Philadelphia activated Carlos Ruiz from the disabled list after the All-Star catcher missed the past five weeks with plantar fasciitis in his left foot, which is a surprise considering there was some recent talk about the Phillies simply shutting him down the season.
Not as surprising is the Phillies putting Placido Polanco on the disabled list, as he’d already been benched in favor of journeyman Kevin Frandsen and clearly wasn’t close to being fully healthy anyway.
Ruiz was having an amazing, breakout season before going on the DL, hitting .335 with 14 homers, 28 doubles, and a .959 OPS in 95 games. In his absence the Phillies turned to 32-year-old rookie Erik Kratz as their primary catcher and he’s remarkably hit .287 with nine homers and a .944 OPS in 38 games, so between his unexpected production and Ruiz’s health it’ll be interesting to see how manager Charlie Manuel divvies up the playing time behind the plate.
FORT WORTH, Texas — A former Angels employee has been charged with conspiracy to distribute fentanyl in connection with last year’s overdose death of Angels pitcher Tyler Skaggs, prosecutors in Texas announced Friday.
Eric Prescott Kay was arrested in Fort Worth, Texas, and made his first appearance Friday in federal court, according to Erin Nealy Cox, the U.S. Attorney for the Northern District of Texas. Kay was communications director for the Angels.
Skaggs was found dead in his hotel room in the Dallas area July 1, 2019, before the start of what was supposed to be a four-game series against the Texas Rangers. The first game was postponed before the teams played the final three games.

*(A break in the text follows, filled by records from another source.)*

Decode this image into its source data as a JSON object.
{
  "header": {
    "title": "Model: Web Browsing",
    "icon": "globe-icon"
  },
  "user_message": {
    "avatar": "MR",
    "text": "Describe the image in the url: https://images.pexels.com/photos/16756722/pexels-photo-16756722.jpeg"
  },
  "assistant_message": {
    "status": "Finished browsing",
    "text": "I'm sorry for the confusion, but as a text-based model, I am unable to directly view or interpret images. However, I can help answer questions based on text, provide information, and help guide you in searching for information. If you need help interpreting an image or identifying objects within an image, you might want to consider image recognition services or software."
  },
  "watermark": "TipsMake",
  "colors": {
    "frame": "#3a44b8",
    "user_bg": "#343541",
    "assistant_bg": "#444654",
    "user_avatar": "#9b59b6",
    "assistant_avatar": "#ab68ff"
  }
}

Skaggs died after choking on his vomit with a toxic mix of alcohol and the powerful painkillers fentanyl and oxycodone in his system, a coroner’s report said. Prosecutors accused Kay of providing the fentanyl to Skaggs and others, who were not named.
“Tyler Skaggs’s overdose – coming, as it did, in the midst of an ascendant baseball career – should be a wake-up call: No one is immune from this deadly drug, whether sold as a powder or hidden inside an innocuous-looking tablet,” Nealy Cox said.
If convicted, Kay faces up to 20 years in prison. Federal court records do not list an attorney representing him, and an attorney who previously spoke on his behalf did not immediately return a message seeking comment.